THEY SAID IT: While researching this post, I came upon an interesting page of quotes about space and space travel that I hope you will enjoy. It features quotes from Christa and many others, and asks a notable question about Neil Armstrong’s famous “one small step” quote. Could it be he got it wrong? Check it out.

Space is for everybody. It's not just for a few people in science or math, or for a select group of astronauts. That's our new frontier out there, and it's everybody's business to know about space.

— Christa McAuliffe, December 6, 1985.


PHANTOM DISAPPEARS, THEN REAPPEARS: Once upon a time, there was a Web page dedicated to the “Phantom of the Opera.” Although it was obviously inspired by the Andrew Lloyd Webber production, it welcomed comments about all of the various phantom-related items over the years. From the original novel to the Lon Chaney film to the recent high school productions, this site was a valuable resource for Phantom fans. And it even had an easy address to remember: phantomoftheopera dot com.

But as 2008 began, the Phantom site disappeared. There was nothing there but a message saying “this account has been suspended.” And the fact that it was there for a few weeks seemed to verify that the site wasn’t coming back. It was quite a popular site, with several new comments from readers coming in every day, and updates on “Phantom”-related news. (Think “Muppet Central”, only about the Phantom) It makes you realize that not every site is going to be around forever. We all have those sites that we really enjoy visiting - our little “neighborhood” on the Web where we can keep up with certain people or things. So let’s take a moment to be thankful for those who keep our favorite sites going. And uh, by the way. . .thanks for stopping by here every once in a while as well.

But by mid-January, the Phantom site had returned in all its glory, much to the relief of Phantom fans, teenage girls and theatre critics worldwide. There seems at this point to be no official explanation of what exactly happened. Obviously, there was some kind of billing issue at stake, but how that issue appeared in the first place is another mystery only the Phantom can answer.

Have you noticed how many Web sites are only managed by a handful of people? Whereas a movie or TV show can have thousands of people working together to make it happen, a Web site doesn’t really need all that many. Even a regularly updated site only needs a handful of people to make it work. In some ways, that’s a big plus for Web sites. “One man” can make a difference. You don’t need a crowd to shout out loud. But then there’s the down side: If that one person goes away. . .

Check out the 2004 movie to find out why “Phantom” is so popular. You can read about it in my post here, which also has a link to the Phantom site mentioned above:
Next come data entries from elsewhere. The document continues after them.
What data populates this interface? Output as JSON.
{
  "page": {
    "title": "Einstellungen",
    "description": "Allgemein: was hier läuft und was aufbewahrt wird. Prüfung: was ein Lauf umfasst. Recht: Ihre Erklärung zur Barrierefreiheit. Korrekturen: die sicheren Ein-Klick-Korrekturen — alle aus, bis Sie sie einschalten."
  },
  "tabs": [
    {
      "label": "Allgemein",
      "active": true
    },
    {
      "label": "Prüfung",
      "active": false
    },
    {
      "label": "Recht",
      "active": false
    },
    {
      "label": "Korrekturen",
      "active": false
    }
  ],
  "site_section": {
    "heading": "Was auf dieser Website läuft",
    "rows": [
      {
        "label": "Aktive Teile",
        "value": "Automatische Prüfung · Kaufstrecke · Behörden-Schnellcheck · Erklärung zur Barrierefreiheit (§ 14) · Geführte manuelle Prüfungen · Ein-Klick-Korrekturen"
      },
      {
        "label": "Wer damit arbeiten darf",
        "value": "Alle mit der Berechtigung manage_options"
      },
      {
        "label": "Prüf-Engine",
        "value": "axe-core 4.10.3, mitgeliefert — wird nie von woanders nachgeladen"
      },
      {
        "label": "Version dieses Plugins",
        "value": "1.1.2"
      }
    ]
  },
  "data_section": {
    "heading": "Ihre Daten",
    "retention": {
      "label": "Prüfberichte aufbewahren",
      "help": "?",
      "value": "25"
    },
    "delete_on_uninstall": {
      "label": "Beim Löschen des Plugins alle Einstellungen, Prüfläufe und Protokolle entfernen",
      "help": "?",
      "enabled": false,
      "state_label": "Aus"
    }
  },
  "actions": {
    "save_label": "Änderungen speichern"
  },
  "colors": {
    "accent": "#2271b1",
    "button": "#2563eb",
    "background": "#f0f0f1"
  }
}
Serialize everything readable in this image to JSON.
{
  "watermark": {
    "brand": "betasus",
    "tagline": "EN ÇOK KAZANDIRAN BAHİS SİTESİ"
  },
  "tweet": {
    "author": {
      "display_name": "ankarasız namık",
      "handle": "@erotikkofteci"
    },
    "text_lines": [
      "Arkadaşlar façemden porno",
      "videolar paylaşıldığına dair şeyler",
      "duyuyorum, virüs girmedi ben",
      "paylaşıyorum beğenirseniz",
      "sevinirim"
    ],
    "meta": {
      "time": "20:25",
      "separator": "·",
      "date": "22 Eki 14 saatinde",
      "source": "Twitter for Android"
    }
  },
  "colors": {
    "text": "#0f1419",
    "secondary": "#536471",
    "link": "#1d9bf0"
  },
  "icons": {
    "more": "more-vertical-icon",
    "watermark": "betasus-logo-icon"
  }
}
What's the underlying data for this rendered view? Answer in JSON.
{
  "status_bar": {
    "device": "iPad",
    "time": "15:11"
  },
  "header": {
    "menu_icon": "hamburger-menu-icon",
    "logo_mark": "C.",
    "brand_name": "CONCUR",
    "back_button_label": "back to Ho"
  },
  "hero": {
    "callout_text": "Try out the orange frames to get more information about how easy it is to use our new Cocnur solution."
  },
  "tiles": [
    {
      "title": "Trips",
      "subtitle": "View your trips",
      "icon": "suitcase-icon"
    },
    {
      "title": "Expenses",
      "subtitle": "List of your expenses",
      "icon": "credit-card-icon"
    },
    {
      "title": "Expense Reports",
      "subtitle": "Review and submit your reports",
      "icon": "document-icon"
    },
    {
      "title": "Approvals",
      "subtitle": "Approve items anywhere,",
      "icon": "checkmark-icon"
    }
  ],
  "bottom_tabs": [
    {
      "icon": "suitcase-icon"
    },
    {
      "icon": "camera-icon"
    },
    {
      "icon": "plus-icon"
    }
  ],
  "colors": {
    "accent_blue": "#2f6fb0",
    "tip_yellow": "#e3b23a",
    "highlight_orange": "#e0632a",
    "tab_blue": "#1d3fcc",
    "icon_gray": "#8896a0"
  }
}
MEREDITH IN TRAINING: You didn’t think I could just let THIS one go by, do you? Meredith Vieira mentioned Sesame Street in her blog!
Sharp-eyed fans will note that Meredith appeared in an episode of Sesame Street this season. You can read about that here:


BROCKETT’S BATHING SUIT: Who could have known that mild-mannered Don Brockett, who played Chef Brockett on “Mister Rogers’ Neighborhood”, had a wild side? Well, at least I think he did. You’ve got to be a teeny tiny bit wild to run around in a tiger-skin swimsuit, right? Just think about Ginger from “Gilligan‘s Island.” I do it all the time. Uh, think about Ginger, that is. And Courteney and Meredith and . . .Well, anyway, you can see a photo of Don in his swimsuit in this entry from the “Making Mister Rogers and Me” blog. And be sure to read that great quote from Linda Elerbee on why TV is “often so shallow.”